### MATERIALS PROVIDED
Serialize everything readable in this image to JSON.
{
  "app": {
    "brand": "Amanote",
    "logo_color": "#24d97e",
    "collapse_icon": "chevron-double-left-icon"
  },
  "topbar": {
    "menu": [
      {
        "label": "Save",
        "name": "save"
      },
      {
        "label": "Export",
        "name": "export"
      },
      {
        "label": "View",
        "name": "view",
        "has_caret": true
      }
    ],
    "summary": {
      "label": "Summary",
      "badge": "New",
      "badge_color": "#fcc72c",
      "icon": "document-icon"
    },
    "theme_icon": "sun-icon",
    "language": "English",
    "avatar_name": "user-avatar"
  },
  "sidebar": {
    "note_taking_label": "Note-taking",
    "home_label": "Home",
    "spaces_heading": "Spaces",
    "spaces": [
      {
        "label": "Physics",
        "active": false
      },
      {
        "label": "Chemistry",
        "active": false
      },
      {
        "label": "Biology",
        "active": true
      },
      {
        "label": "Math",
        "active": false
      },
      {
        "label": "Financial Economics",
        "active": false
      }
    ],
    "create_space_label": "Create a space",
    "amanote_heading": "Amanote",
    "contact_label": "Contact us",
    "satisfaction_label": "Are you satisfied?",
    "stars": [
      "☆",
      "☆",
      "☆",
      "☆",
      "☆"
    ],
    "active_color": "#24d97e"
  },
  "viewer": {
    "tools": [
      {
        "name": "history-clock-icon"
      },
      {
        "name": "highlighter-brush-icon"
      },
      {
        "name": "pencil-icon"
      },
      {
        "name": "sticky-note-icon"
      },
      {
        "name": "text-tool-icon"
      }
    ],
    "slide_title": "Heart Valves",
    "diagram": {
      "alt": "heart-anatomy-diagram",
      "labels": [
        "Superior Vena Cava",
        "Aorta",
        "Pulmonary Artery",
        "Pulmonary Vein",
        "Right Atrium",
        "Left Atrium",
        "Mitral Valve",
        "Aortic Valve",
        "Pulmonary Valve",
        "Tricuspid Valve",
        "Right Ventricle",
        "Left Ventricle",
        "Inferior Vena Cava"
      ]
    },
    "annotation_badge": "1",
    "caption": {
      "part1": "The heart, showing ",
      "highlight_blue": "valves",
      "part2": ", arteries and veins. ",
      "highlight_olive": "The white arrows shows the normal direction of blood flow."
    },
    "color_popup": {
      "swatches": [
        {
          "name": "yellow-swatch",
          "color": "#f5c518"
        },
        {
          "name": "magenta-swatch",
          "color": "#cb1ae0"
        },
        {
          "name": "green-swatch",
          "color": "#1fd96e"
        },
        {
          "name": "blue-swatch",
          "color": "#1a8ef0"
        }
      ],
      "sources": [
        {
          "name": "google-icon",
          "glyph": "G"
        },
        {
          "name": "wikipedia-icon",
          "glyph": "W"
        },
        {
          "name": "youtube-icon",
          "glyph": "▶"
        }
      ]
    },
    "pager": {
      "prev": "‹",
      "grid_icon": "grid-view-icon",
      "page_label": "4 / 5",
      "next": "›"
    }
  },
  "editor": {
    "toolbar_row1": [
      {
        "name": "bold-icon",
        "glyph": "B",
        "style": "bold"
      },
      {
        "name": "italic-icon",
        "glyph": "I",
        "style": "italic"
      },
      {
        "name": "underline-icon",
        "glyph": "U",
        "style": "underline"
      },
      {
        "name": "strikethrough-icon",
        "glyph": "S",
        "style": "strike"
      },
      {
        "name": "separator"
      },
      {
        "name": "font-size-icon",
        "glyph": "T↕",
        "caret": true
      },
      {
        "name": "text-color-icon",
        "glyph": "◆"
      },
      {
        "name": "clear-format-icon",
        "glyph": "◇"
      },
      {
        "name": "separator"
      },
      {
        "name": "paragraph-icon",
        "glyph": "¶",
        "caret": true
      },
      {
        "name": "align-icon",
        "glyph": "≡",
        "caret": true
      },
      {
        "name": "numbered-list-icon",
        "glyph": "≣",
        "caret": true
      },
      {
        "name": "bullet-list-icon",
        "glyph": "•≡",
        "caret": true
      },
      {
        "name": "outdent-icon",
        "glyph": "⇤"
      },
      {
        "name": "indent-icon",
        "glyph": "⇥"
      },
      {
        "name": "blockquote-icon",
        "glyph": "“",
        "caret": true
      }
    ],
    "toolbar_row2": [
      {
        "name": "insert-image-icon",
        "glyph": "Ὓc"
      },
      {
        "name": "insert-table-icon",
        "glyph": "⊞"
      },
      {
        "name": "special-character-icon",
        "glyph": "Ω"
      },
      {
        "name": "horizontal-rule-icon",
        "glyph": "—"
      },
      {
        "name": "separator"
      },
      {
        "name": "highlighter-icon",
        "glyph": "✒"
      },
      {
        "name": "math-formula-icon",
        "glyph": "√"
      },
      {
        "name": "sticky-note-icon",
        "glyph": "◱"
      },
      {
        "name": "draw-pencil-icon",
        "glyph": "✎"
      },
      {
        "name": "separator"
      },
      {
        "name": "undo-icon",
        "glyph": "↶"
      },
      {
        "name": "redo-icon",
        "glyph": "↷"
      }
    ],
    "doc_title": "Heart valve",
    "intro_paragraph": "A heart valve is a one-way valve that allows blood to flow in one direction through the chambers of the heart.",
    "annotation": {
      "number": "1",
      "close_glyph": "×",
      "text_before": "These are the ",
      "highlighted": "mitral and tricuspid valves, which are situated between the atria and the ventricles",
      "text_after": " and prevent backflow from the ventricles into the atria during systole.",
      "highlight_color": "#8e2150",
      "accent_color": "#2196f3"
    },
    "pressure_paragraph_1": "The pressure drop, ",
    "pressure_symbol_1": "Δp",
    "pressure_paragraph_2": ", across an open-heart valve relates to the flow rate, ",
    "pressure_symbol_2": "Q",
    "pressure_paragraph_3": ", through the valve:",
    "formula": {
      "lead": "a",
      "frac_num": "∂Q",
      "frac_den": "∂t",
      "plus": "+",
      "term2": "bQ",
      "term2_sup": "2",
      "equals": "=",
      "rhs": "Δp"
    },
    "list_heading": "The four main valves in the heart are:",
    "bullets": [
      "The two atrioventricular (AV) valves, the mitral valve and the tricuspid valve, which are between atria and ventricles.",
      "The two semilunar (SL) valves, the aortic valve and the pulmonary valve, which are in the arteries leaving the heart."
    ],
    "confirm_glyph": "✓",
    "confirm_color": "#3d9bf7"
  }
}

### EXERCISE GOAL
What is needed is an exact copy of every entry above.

### SOLUTION TO THIS PROBLEM
Serialize everything readable in this image to JSON.
{
  "app": {
    "brand": "Amanote",
    "logo_color": "#24d97e",
    "collapse_icon": "chevron-double-left-icon"
  },
  "topbar": {
    "menu": [
      {
        "label": "Save",
        "name": "save"
      },
      {
        "label": "Export",
        "name": "export"
      },
      {
        "label": "View",
        "name": "view",
        "has_caret": true
      }
    ],
    "summary": {
      "label": "Summary",
      "badge": "New",
      "badge_color": "#fcc72c",
      "icon": "document-icon"
    },
    "theme_icon": "sun-icon",
    "language": "English",
    "avatar_name": "user-avatar"
  },
  "sidebar": {
    "note_taking_label": "Note-taking",
    "home_label": "Home",
    "spaces_heading": "Spaces",
    "spaces": [
      {
        "label": "Physics",
        "active": false
      },
      {
        "label": "Chemistry",
        "active": false
      },
      {
        "label": "Biology",
        "active": true
      },
      {
        "label": "Math",
        "active": false
      },
      {
        "label": "Financial Economics",
        "active": false
      }
    ],
    "create_space_label": "Create a space",
    "amanote_heading": "Amanote",
    "contact_label": "Contact us",
    "satisfaction_label": "Are you satisfied?",
    "stars": [
      "☆",
      "☆",
      "☆",
      "☆",
      "☆"
    ],
    "active_color": "#24d97e"
  },
  "viewer": {
    "tools": [
      {
        "name": "history-clock-icon"
      },
      {
        "name": "highlighter-brush-icon"
      },
      {
        "name": "pencil-icon"
      },
      {
        "name": "sticky-note-icon"
      },
      {
        "name": "text-tool-icon"
      }
    ],
    "slide_title": "Heart Valves",
    "diagram": {
      "alt": "heart-anatomy-diagram",
      "labels": [
        "Superior Vena Cava",
        "Aorta",
        "Pulmonary Artery",
        "Pulmonary Vein",
        "Right Atrium",
        "Left Atrium",
        "Mitral Valve",
        "Aortic Valve",
        "Pulmonary Valve",
        "Tricuspid Valve",
        "Right Ventricle",
        "Left Ventricle",
        "Inferior Vena Cava"
      ]
    },
    "annotation_badge": "1",
    "caption": {
      "part1": "The heart, showing ",
      "highlight_blue": "valves",
      "part2": ", arteries and veins. ",
      "highlight_olive": "The white arrows shows the normal direction of blood flow."
    },
    "color_popup": {
      "swatches": [
        {
          "name": "yellow-swatch",
          "color": "#f5c518"
        },
        {
          "name": "magenta-swatch",
          "color": "#cb1ae0"
        },
        {
          "name": "green-swatch",
          "color": "#1fd96e"
        },
        {
          "name": "blue-swatch",
          "color": "#1a8ef0"
        }
      ],
      "sources": [
        {
          "name": "google-icon",
          "glyph": "G"
        },
        {
          "name": "wikipedia-icon",
          "glyph": "W"
        },
        {
          "name": "youtube-icon",
          "glyph": "▶"
        }
      ]
    },
    "pager": {
      "prev": "‹",
      "grid_icon": "grid-view-icon",
      "page_label": "4 / 5",
      "next": "›"
    }
  },
  "editor": {
    "toolbar_row1": [
      {
        "name": "bold-icon",
        "glyph": "B",
        "style": "bold"
      },
      {
        "name": "italic-icon",
        "glyph": "I",
        "style": "italic"
      },
      {
        "name": "underline-icon",
        "glyph": "U",
        "style": "underline"
      },
      {
        "name": "strikethrough-icon",
        "glyph": "S",
        "style": "strike"
      },
      {
        "name": "separator"
      },
      {
        "name": "font-size-icon",
        "glyph": "T↕",
        "caret": true
      },
      {
        "name": "text-color-icon",
        "glyph": "◆"
      },
      {
        "name": "clear-format-icon",
        "glyph": "◇"
      },
      {
        "name": "separator"
      },
      {
        "name": "paragraph-icon",
        "glyph": "¶",
        "caret": true
      },
      {
        "name": "align-icon",
        "glyph": "≡",
        "caret": true
      },
      {
        "name": "numbered-list-icon",
        "glyph": "≣",
        "caret": true
      },
      {
        "name": "bullet-list-icon",
        "glyph": "•≡",
        "caret": true
      },
      {
        "name": "outdent-icon",
        "glyph": "⇤"
      },
      {
        "name": "indent-icon",
        "glyph": "⇥"
      },
      {
        "name": "blockquote-icon",
        "glyph": "“",
        "caret": true
      }
    ],
    "toolbar_row2": [
      {
        "name": "insert-image-icon",
        "glyph": "Ὓc"
      },
      {
        "name": "insert-table-icon",
        "glyph": "⊞"
      },
      {
        "name": "special-character-icon",
        "glyph": "Ω"
      },
      {
        "name": "horizontal-rule-icon",
        "glyph": "—"
      },
      {
        "name": "separator"
      },
      {
        "name": "highlighter-icon",
        "glyph": "✒"
      },
      {
        "name": "math-formula-icon",
        "glyph": "√"
      },
      {
        "name": "sticky-note-icon",
        "glyph": "◱"
      },
      {
        "name": "draw-pencil-icon",
        "glyph": "✎"
      },
      {
        "name": "separator"
      },
      {
        "name": "undo-icon",
        "glyph": "↶"
      },
      {
        "name": "redo-icon",
        "glyph": "↷"
      }
    ],
    "doc_title": "Heart valve",
    "intro_paragraph": "A heart valve is a one-way valve that allows blood to flow in one direction through the chambers of the heart.",
    "annotation": {
      "number": "1",
      "close_glyph": "×",
      "text_before": "These are the ",
      "highlighted": "mitral and tricuspid valves, which are situated between the atria and the ventricles",
      "text_after": " and prevent backflow from the ventricles into the atria during systole.",
      "highlight_color": "#8e2150",
      "accent_color": "#2196f3"
    },
    "pressure_paragraph_1": "The pressure drop, ",
    "pressure_symbol_1": "Δp",
    "pressure_paragraph_2": ", across an open-heart valve relates to the flow rate, ",
    "pressure_symbol_2": "Q",
    "pressure_paragraph_3": ", through the valve:",
    "formula": {
      "lead": "a",
      "frac_num": "∂Q",
      "frac_den": "∂t",
      "plus": "+",
      "term2": "bQ",
      "term2_sup": "2",
      "equals": "=",
      "rhs": "Δp"
    },
    "list_heading": "The four main valves in the heart are:",
    "bullets": [
      "The two atrioventricular (AV) valves, the mitral valve and the tricuspid valve, which are between atria and ventricles.",
      "The two semilunar (SL) valves, the aortic valve and the pulmonary valve, which are in the arteries leaving the heart."
    ],
    "confirm_glyph": "✓",
    "confirm_color": "#3d9bf7"
  }
}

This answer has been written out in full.